Formula One’s bosses are having ongoing debates on how to best deal with the problem of rising inflation and the cost of living. As a consequence, teams are hesitant to keep investing in their cars’ upgrades until they get reassurance on the possibility of being in breach of the spending rules.
Despite being in the first half of the season, many teams have talked about the difficulty of staying within the newly imposed budget cap. McLaren, for example, has admitted being very close to breaking the current cap set at $140 million.
As a consequence of the reduced amount of money, McLaren’s team boss Andreas Seidl has revealed that the team has stopped working on any major developments to its MCL-36.
“Hopefully it is not just us who had to pull the handbrake in terms of further developments, due to the restrictions we're having mainly from the cost cap side,” explained Seidl, speaking about the work on improving the team’s car.
“But there are also the restrictions you have nowadays with further limited wind tunnel time, so you really need to be very careful with how you use your wind tunnel time.”
McLaren believes that, while major developments are on hold, it can still extract more pace from its current car through a better understanding of it and some minor tweaks.
“The main thing at the moment is still to try to unlock more performance from the package we are having. Then we need to see which further, let's say, small little changes to the car will come throughout the course of the season”
Although the team’s 2022 campaign hasn’t started off as expected, with McLaren having to deal with some brake problems suffered in pre-season testing, it has since made a decent recovery.
Seidl feels that this year’s car is a much better overall package than its 2021 challenger, with the team having made steps in addressing some of its key weaknesses, such as poor performance in low-speed corners.
“I think we made a good step forward in terms of some of the weaknesses last year, for example in the low speed,” he said.
“I definitely think that the car is now more suitable for all kinds of tracks. But at the same time, probably also, with these cars also being so new, you still see big swings between all the different cars we are battling with from track to track.
“One weekend you are the third or fourth fastest team, and then the next week you're suddenly qualifying the seventh fastest team.
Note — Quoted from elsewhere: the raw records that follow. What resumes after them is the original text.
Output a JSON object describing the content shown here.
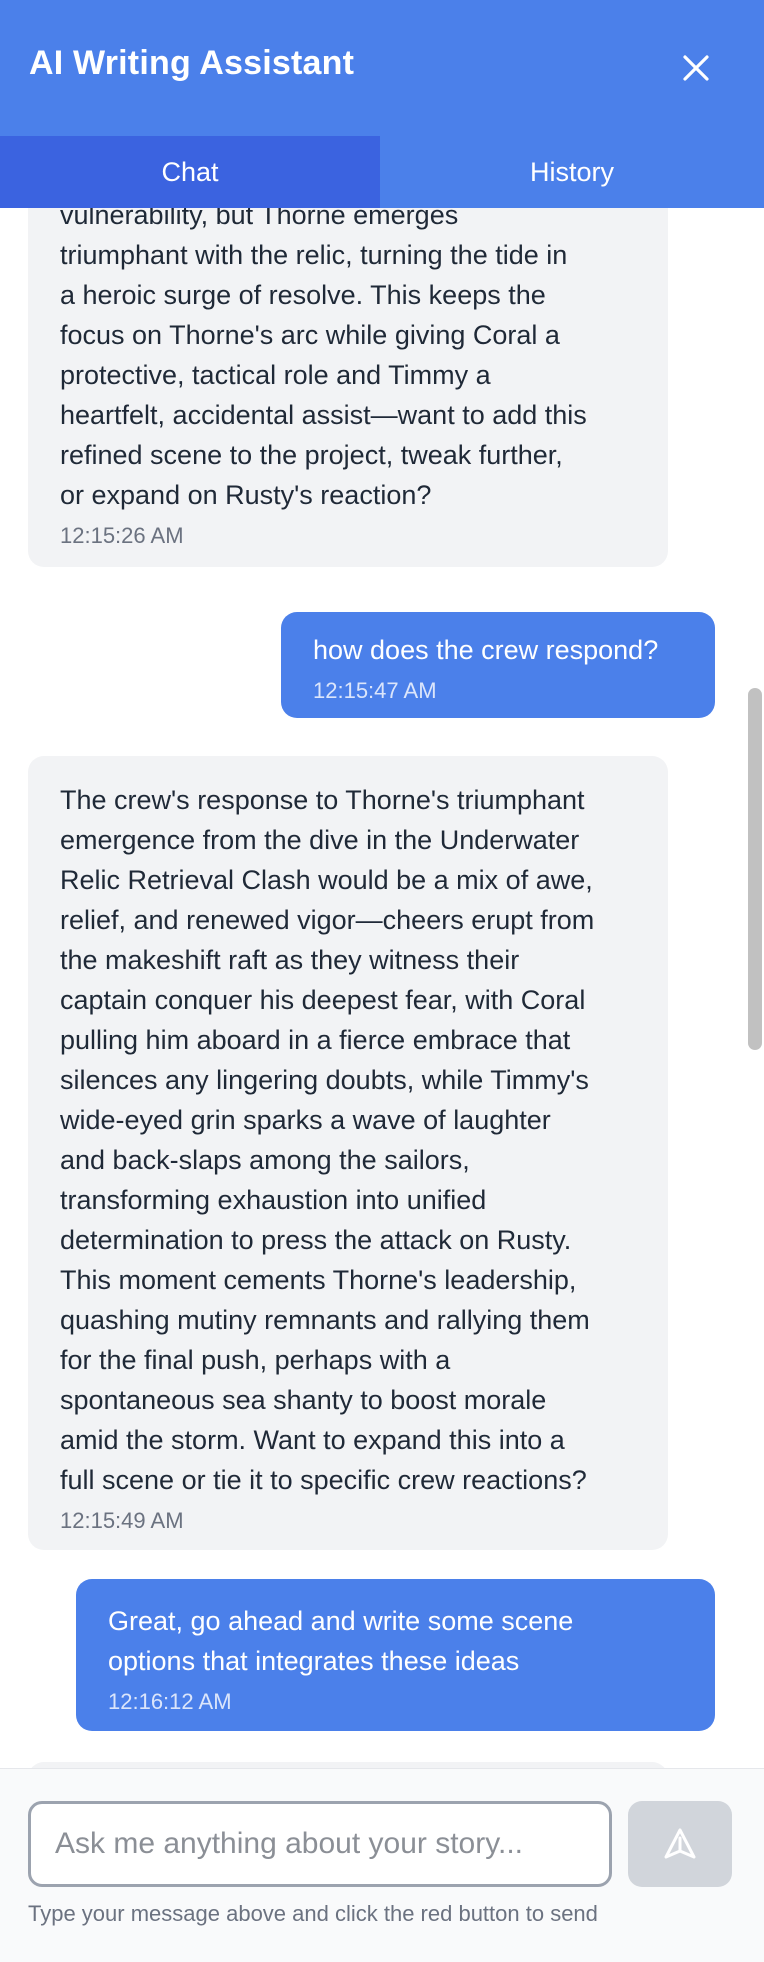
{
  "header": {
    "title": "AI Writing Assistant"
  },
  "tabs": [
    {
      "label": "Chat"
    },
    {
      "label": "History"
    }
  ],
  "messages": [
    {
      "role": "assistant",
      "text": "vulnerability, but Thorne emerges\ntriumphant with the relic, turning the tide in\na heroic surge of resolve. This keeps the\nfocus on Thorne's arc while giving Coral a\nprotective, tactical role and Timmy a\nheartfelt, accidental assist—want to add this\nrefined scene to the project, tweak further,\nor expand on Rusty's reaction?",
      "time": "12:15:26 AM"
    },
    {
      "role": "user",
      "text": "how does the crew respond?",
      "time": "12:15:47 AM"
    },
    {
      "role": "assistant",
      "text": "The crew's response to Thorne's triumphant\nemergence from the dive in the Underwater\nRelic Retrieval Clash would be a mix of awe,\nrelief, and renewed vigor—cheers erupt from\nthe makeshift raft as they witness their\ncaptain conquer his deepest fear, with Coral\npulling him aboard in a fierce embrace that\nsilences any lingering doubts, while Timmy's\nwide-eyed grin sparks a wave of laughter\nand back-slaps among the sailors,\ntransforming exhaustion into unified\ndetermination to press the attack on Rusty.\nThis moment cements Thorne's leadership,\nquashing mutiny remnants and rallying them\nfor the final push, perhaps with a\nspontaneous sea shanty to boost morale\namid the storm. Want to expand this into a\nfull scene or tie it to specific crew reactions?",
      "time": "12:15:49 AM"
    },
    {
      "role": "user",
      "text": "Great, go ahead and write some scene\noptions that integrates these ideas",
      "time": "12:16:12 AM"
    }
  ],
  "composer": {
    "placeholder": "Ask me anything about your story...",
    "hint": "Type your message above and click the red button to send"
  },
  "icons": {
    "close": "close-icon",
    "send": "send-icon"
  }
}
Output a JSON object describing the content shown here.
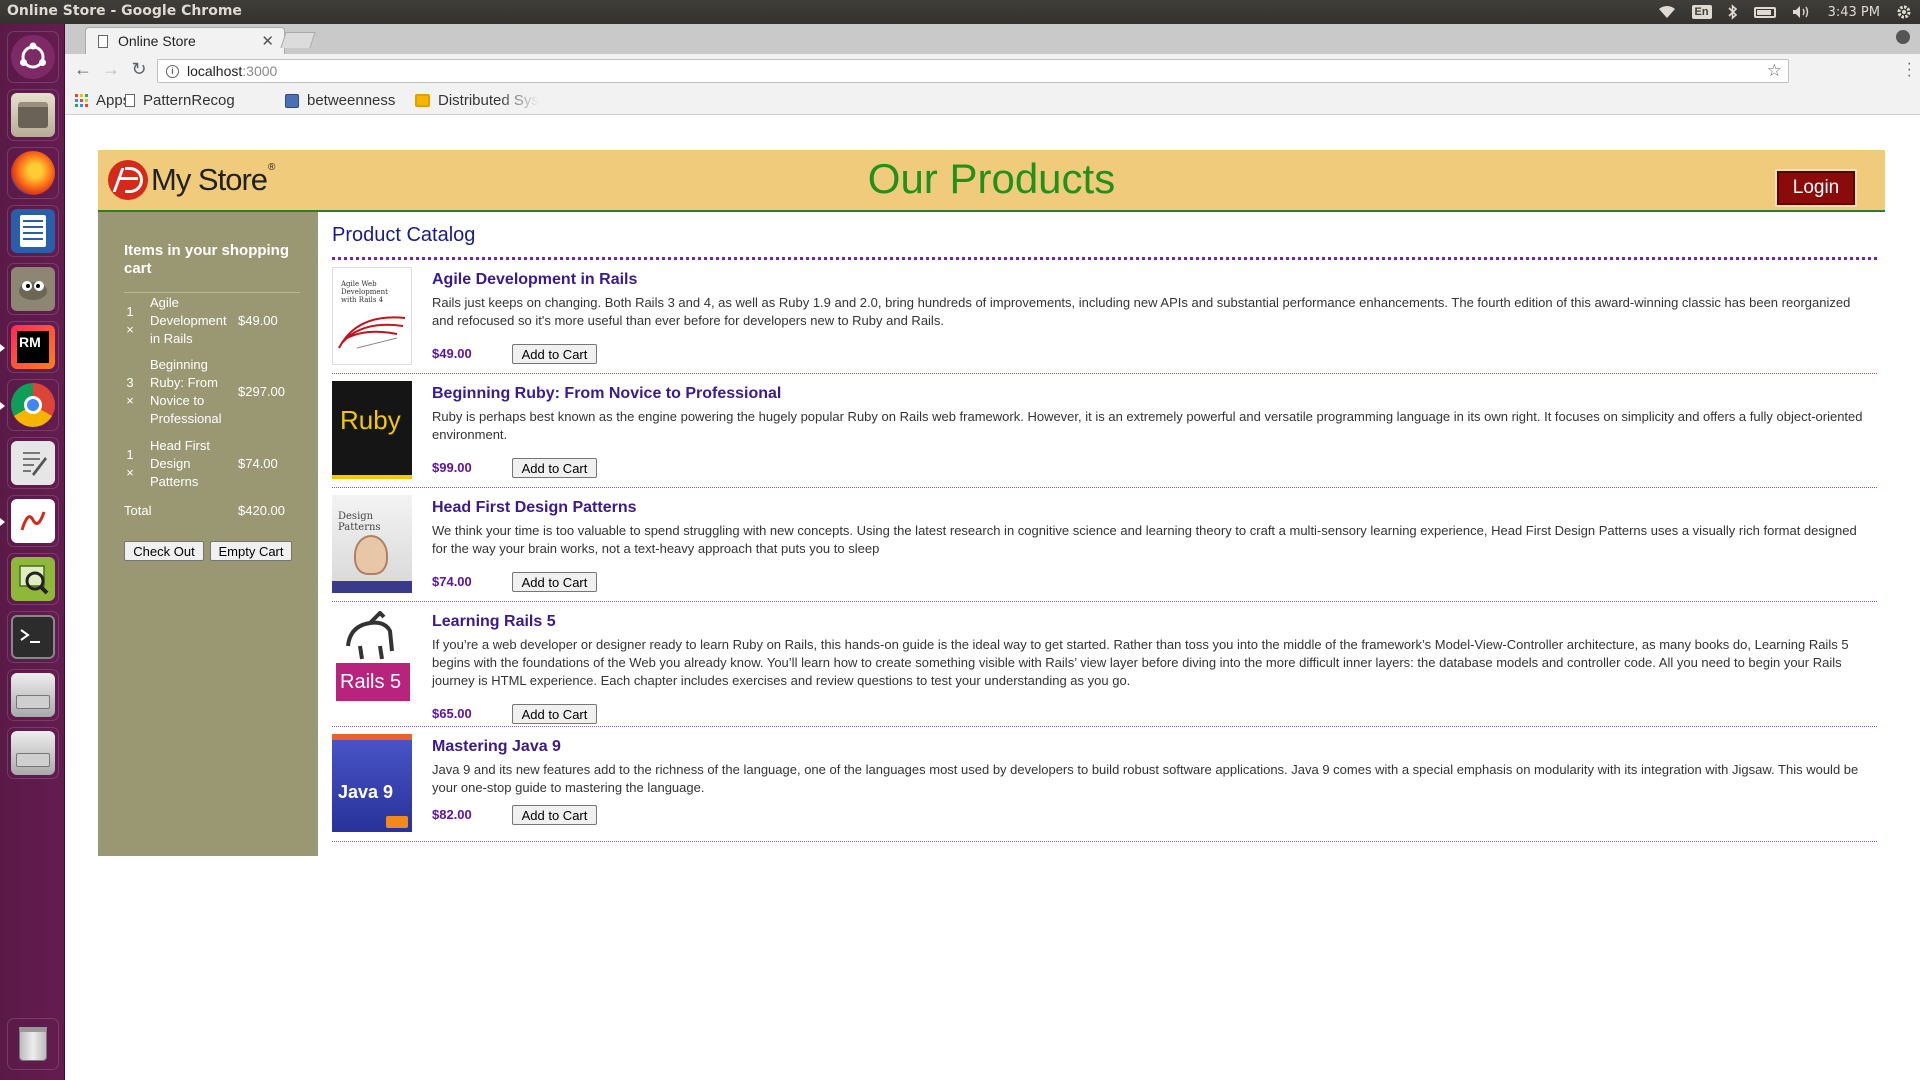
{
  "window": {
    "title": "Online Store - Google Chrome"
  },
  "system": {
    "keyboard_layout": "En",
    "time": "3:43 PM"
  },
  "launcher": {
    "apps": [
      "ubuntu-dash-icon",
      "files-icon",
      "firefox-icon",
      "writer-icon",
      "gimp-icon",
      "rubymine-icon",
      "chrome-icon",
      "text-editor-icon",
      "pdf-viewer-icon",
      "image-viewer-icon",
      "terminal-icon",
      "drive-icon",
      "drive-icon",
      "trash-icon"
    ],
    "rubymine_label": "RM"
  },
  "browser": {
    "tab_title": "Online Store",
    "url_host": "localhost",
    "url_port": ":3000",
    "bookmarks": [
      "Apps",
      "PatternRecog",
      "betweenness",
      "Distributed Sys"
    ]
  },
  "store": {
    "logo_text": "My Store",
    "logo_reg": "®",
    "heading": "Our Products",
    "login_label": "Login",
    "catalog_title": "Product Catalog",
    "cart": {
      "title": "Items in your shopping cart",
      "items": [
        {
          "qty": "1",
          "times": "×",
          "name": "Agile Development in Rails",
          "price": "$49.00"
        },
        {
          "qty": "3",
          "times": "×",
          "name": "Beginning Ruby: From Novice to Professional",
          "price": "$297.00"
        },
        {
          "qty": "1",
          "times": "×",
          "name": "Head First Design Patterns",
          "price": "$74.00"
        }
      ],
      "total_label": "Total",
      "total_value": "$420.00",
      "checkout_label": "Check Out",
      "empty_label": "Empty Cart"
    },
    "add_label": "Add to Cart",
    "products": [
      {
        "title": "Agile Development in Rails",
        "description": "Rails just keeps on changing. Both Rails 3 and 4, as well as Ruby 1.9 and 2.0, bring hundreds of improvements, including new APIs and substantial performance enhancements. The fourth edition of this award-winning classic has been reorganized and refocused so it's more useful than ever before for developers new to Ruby and Rails.",
        "price": "$49.00",
        "cover_text": "Agile Web Development with Rails 4"
      },
      {
        "title": "Beginning Ruby: From Novice to Professional",
        "description": "Ruby is perhaps best known as the engine powering the hugely popular Ruby on Rails web framework. However, it is an extremely powerful and versatile programming language in its own right. It focuses on simplicity and offers a fully object-oriented environment.",
        "price": "$99.00",
        "cover_text": "Ruby"
      },
      {
        "title": "Head First Design Patterns",
        "description": "We think your time is too valuable to spend struggling with new concepts. Using the latest research in cognitive science and learning theory to craft a multi-sensory learning experience, Head First Design Patterns uses a visually rich format designed for the way your brain works, not a text-heavy approach that puts you to sleep",
        "price": "$74.00",
        "cover_text": "Design Patterns"
      },
      {
        "title": "Learning Rails 5",
        "description": "If you’re a web developer or designer ready to learn Ruby on Rails, this hands-on guide is the ideal way to get started. Rather than toss you into the middle of the framework’s Model-View-Controller architecture, as many books do, Learning Rails 5 begins with the foundations of the Web you already know. You’ll learn how to create something visible with Rails’ view layer before diving into the more difficult inner layers: the database models and controller code. All you need to begin your Rails journey is HTML experience. Each chapter includes exercises and review questions to test your understanding as you go.",
        "price": "$65.00",
        "cover_text": "Rails 5"
      },
      {
        "title": "Mastering Java 9",
        "description": "Java 9 and its new features add to the richness of the language, one of the languages most used by developers to build robust software applications. Java 9 comes with a special emphasis on modularity with its integration with Jigsaw. This would be your one-stop guide to mastering the language.",
        "price": "$82.00",
        "cover_text": "Java 9"
      }
    ]
  }
}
“Also, if you look at our side, I think the season so far definitely is a bit of an up and down one. Difficult starts for the known reasons and really strong weekends in Melbourne and Imola. Then more challenging weekends before the strong Monaco weekend in terms of performance.
“We have to improve to just be more consistently at the top of the midfield.”